A few moves versus many

Morihei Ueshiba is considered a genius by many. Some technique taxonomists have estimated he had some 10,000 techniques. The tradition he came from was Daito Ryu AikiJujitsu. Daito Ryu was primarily spread by Sokaku Takeda. Similarly I have read some branches of Daito Ryu have so many kata they claim also to have 10,000 techniques.

While in their own rights both Morihei and Sokaku were great budo men, Mr Tomiki came along to study in their shadow. He was a physical educator that took a long look at what Ueshiba was doing. After many years of tinkering he formulated a system that contained the core ideas and principles of the 10,000 motions Ueshiba demonstrated.

The genius of Tomiki lies in the fact he made a physical equation to simply the understanding of the movement of Aikido. Eventually he boiled it down to 17 ideas of motion, what we call the junana hon kata. The simplified Aiki system was meant to teach people the ideas more quickly.

I am willing to bet these 17 ideas are more than most artists will ever really master in a lifetime. I know I have not even come close.

It appears that Tomiki Sensei and his core of close students and comrades became prolific kata writers. The students of all these people continued to write more and more katas, and now a mere 30 years after his death the amount of kata under the umbrella of Tomiki Ryu is staggering. The genius of the 17 techniques has returned to 10,000. Some teachers even claim you must learn them all to understand the system.

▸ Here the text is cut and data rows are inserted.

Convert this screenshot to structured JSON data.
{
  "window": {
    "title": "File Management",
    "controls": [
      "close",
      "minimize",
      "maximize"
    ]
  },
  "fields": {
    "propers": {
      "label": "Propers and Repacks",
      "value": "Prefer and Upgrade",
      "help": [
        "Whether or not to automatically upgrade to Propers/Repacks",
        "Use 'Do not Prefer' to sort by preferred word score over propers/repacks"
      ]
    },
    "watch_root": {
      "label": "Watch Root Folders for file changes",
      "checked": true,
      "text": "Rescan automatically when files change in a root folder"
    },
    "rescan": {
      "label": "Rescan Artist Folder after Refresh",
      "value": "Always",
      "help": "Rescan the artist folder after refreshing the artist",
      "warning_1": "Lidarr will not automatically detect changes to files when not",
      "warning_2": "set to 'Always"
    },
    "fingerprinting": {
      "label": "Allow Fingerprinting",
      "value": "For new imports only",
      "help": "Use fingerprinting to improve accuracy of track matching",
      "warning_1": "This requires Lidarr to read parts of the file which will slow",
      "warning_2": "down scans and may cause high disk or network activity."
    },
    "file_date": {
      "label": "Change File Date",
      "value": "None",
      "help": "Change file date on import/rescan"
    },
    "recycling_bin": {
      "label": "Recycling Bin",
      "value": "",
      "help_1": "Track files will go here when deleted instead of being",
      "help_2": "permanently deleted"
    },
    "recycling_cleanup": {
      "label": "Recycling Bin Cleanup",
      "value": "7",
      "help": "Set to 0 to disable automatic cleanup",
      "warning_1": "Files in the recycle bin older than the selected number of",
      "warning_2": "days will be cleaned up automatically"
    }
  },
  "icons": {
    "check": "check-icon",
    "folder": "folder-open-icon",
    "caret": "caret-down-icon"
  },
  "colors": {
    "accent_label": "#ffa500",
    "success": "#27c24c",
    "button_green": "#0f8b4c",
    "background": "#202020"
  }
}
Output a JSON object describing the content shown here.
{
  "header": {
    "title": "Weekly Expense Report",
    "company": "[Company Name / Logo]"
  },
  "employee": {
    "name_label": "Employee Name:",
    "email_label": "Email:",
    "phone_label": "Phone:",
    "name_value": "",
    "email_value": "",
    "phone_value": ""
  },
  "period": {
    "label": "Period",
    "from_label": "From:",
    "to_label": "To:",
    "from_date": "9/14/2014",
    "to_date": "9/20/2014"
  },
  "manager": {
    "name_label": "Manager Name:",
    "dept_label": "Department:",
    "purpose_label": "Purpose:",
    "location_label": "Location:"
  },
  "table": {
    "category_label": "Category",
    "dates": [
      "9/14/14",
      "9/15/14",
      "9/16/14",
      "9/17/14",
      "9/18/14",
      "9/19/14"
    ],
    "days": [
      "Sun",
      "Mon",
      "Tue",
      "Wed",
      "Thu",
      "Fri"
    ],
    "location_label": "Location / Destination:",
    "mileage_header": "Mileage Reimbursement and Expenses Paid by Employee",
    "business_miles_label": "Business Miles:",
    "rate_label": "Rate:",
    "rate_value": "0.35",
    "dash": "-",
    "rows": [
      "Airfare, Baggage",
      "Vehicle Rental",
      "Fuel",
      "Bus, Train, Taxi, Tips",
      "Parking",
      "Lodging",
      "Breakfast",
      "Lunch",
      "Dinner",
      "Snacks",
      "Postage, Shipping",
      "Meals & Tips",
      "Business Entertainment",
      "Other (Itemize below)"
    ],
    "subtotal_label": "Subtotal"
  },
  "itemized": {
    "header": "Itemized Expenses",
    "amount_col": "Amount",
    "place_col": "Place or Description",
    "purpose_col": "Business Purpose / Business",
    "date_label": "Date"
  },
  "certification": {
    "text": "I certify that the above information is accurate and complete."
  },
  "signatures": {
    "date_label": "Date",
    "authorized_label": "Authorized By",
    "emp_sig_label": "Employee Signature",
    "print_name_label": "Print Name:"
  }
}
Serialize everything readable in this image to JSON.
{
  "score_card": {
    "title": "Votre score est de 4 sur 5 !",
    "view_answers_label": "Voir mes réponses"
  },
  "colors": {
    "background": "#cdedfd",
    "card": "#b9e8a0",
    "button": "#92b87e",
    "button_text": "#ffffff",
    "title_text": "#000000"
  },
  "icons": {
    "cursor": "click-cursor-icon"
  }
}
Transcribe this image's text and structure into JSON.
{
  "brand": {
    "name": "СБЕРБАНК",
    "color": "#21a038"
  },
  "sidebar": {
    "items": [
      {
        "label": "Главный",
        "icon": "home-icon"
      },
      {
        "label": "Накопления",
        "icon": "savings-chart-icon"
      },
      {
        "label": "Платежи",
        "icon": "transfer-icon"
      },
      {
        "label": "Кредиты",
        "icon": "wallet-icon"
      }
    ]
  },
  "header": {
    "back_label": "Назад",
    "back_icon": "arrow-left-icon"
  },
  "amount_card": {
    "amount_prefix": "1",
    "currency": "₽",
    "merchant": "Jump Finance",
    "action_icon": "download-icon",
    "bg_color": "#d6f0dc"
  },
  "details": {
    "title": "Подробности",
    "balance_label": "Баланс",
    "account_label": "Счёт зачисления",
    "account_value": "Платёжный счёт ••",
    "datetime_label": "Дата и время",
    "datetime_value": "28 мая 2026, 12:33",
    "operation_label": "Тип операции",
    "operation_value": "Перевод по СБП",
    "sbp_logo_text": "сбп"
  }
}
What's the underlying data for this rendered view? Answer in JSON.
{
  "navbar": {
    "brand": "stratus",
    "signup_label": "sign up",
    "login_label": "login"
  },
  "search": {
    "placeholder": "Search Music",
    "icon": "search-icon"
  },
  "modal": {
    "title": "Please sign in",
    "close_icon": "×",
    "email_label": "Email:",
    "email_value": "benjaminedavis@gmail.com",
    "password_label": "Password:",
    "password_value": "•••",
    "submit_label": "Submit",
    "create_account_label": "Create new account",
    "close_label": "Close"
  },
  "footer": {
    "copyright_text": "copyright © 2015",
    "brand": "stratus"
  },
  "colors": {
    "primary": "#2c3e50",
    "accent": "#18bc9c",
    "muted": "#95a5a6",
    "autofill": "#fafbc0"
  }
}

I myself see the beauty in aikido is in simplicity. To study simplicity is a study of what I believe the intention and design of the 17. While the advanced katas are fun and useful, it is my assertation that endlessly grinding through kata is not the only, or even most efficient way to absorb the lessons of the Tomiki Ryu system of aikido.

As a related side note, if you look at statistics of sumo and judo players you will find they tend to score the same 4 techniques over and over. Good advice from the pros...simplify.

1 comment:

  1. Karate kata are, of course, different from Aikido kata, but I understand your point. There are people who "know" thirty or forty different kata, or at least think they do. It strikes me, at least, as virtually impossible.

    My own teacher says that there are, at minimum, 180 techniques explicitly or implicitly contained in Naihanchi Shodan alone, let alone any of the other kata in the RyuTe curriculum. The reality is that completely--I say again, completely--mastering even a handful of kata is the work of a lifetime.